A few reasons why "Hillbilly Elegy" (2016) by JD Vance would not have normally gotten into my reading queue:
* It's a memoir, a genre I've avoided lately. It's also the #1 bestseller on the NY Times non-fiction list, a distinction that often awakens my latent snobbishness.
* The author is a contributor to "National Review".
* The world of "hillbillies" usually does not entice me.
Finishing Vance's moving tale of a "... family and culture in crisis ...", I was again reminded how reading can be an antidote to narrow mindedness, especially my own. Although I didn't agree with some of the author's conclusions, and I don't share his faith in the role the church plays in helping rescue people from "learned helplessness", the book is a worthwhile and engaging read. Vance makes very clear he is telling his story, not presenting a research paper or sociological tract. And his story is a powerful one. He's careful to say there are "... no villains ...", while coupling that forgiveness with rich insights about himself. "Even at my best, I'm a delayed explosion - I can be defused but only with skill and precision."

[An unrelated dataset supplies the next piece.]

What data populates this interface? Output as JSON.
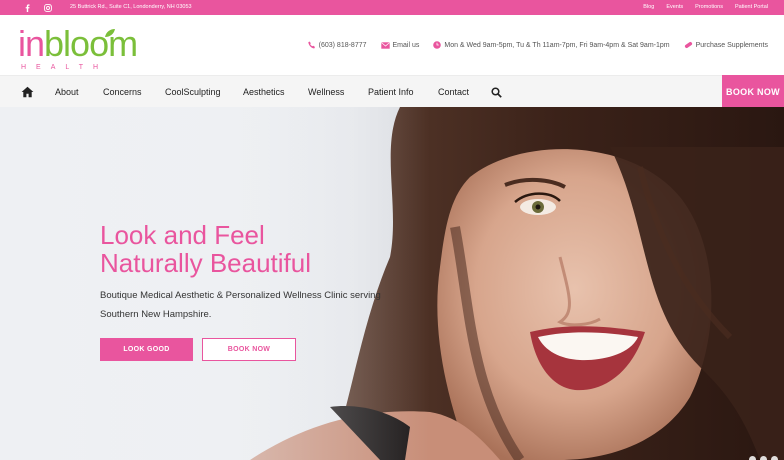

I lost count how many times my parents crossed my mind as I read this book. I will never be able to adequately express how grateful I am for the stability they provided me. I'm very curious to hear what this memoir elicits in you.